(Items listed in a dataset)

··········

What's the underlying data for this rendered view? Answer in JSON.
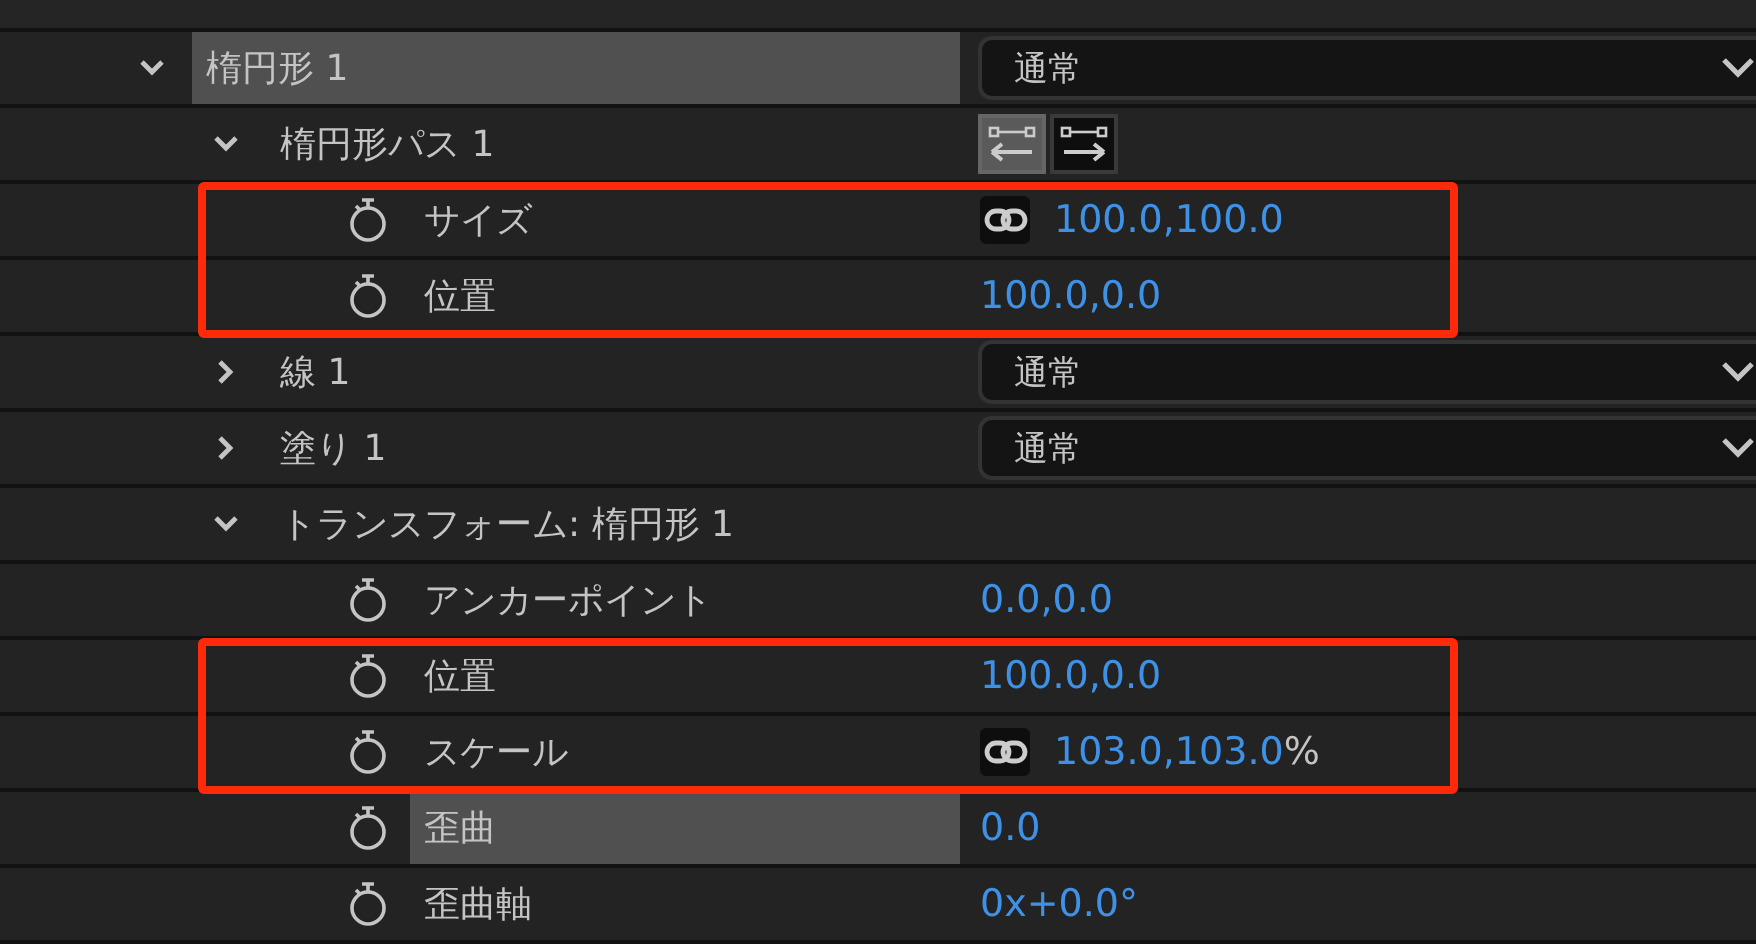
{
  "layers": [
    {
      "kind": "group",
      "name": "楕円形 1",
      "expanded": true,
      "selected": true,
      "blend": "通常",
      "children": [
        {
          "kind": "path",
          "name": "楕円形パス 1",
          "expanded": true,
          "selected": false,
          "direction_buttons": [
            {
              "selected": true
            },
            {
              "selected": false
            }
          ],
          "children": [
            {
              "kind": "property",
              "name": "サイズ",
              "selected": false,
              "highlighted": true,
              "linked": true,
              "value": "100.0,100.0"
            },
            {
              "kind": "property",
              "name": "位置",
              "selected": false,
              "highlighted": true,
              "linked": false,
              "value": "100.0,0.0"
            }
          ]
        },
        {
          "kind": "group",
          "name": "線 1",
          "expanded": false,
          "selected": false,
          "blend": "通常"
        },
        {
          "kind": "group",
          "name": "塗り 1",
          "expanded": false,
          "selected": false,
          "blend": "通常"
        },
        {
          "kind": "transform",
          "name": "トランスフォーム: 楕円形 1",
          "expanded": true,
          "selected": false,
          "children": [
            {
              "kind": "property",
              "name": "アンカーポイント",
              "selected": false,
              "highlighted": false,
              "linked": false,
              "value": "0.0,0.0"
            },
            {
              "kind": "property",
              "name": "位置",
              "selected": false,
              "highlighted": true,
              "linked": false,
              "value": "100.0,0.0"
            },
            {
              "kind": "property",
              "name": "スケール",
              "selected": false,
              "highlighted": true,
              "linked": true,
              "value": "103.0,103.0",
              "unit": "%"
            },
            {
              "kind": "property",
              "name": "歪曲",
              "selected": true,
              "highlighted": false,
              "linked": false,
              "value": "0.0"
            },
            {
              "kind": "property",
              "name": "歪曲軸",
              "selected": false,
              "highlighted": false,
              "linked": false,
              "value": "0x+0.0°"
            }
          ]
        }
      ]
    }
  ]
}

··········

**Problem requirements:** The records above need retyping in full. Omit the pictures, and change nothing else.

**Response for this exercise:**
What's the underlying data for this rendered view? Answer in JSON.
{
  "layers": [
    {
      "kind": "group",
      "name": "楕円形 1",
      "expanded": true,
      "selected": true,
      "blend": "通常",
      "children": [
        {
          "kind": "path",
          "name": "楕円形パス 1",
          "expanded": true,
          "selected": false,
          "direction_buttons": [
            {
              "selected": true
            },
            {
              "selected": false
            }
          ],
          "children": [
            {
              "kind": "property",
              "name": "サイズ",
              "selected": false,
              "highlighted": true,
              "linked": true,
              "value": "100.0,100.0"
            },
            {
              "kind": "property",
              "name": "位置",
              "selected": false,
              "highlighted": true,
              "linked": false,
              "value": "100.0,0.0"
            }
          ]
        },
        {
          "kind": "group",
          "name": "線 1",
          "expanded": false,
          "selected": false,
          "blend": "通常"
        },
        {
          "kind": "group",
          "name": "塗り 1",
          "expanded": false,
          "selected": false,
          "blend": "通常"
        },
        {
          "kind": "transform",
          "name": "トランスフォーム: 楕円形 1",
          "expanded": true,
          "selected": false,
          "children": [
            {
              "kind": "property",
              "name": "アンカーポイント",
              "selected": false,
              "highlighted": false,
              "linked": false,
              "value": "0.0,0.0"
            },
            {
              "kind": "property",
              "name": "位置",
              "selected": false,
              "highlighted": true,
              "linked": false,
              "value": "100.0,0.0"
            },
            {
              "kind": "property",
              "name": "スケール",
              "selected": false,
              "highlighted": true,
              "linked": true,
              "value": "103.0,103.0",
              "unit": "%"
            },
            {
              "kind": "property",
              "name": "歪曲",
              "selected": true,
              "highlighted": false,
              "linked": false,
              "value": "0.0"
            },
            {
              "kind": "property",
              "name": "歪曲軸",
              "selected": false,
              "highlighted": false,
              "linked": false,
              "value": "0x+0.0°"
            }
          ]
        }
      ]
    }
  ]
}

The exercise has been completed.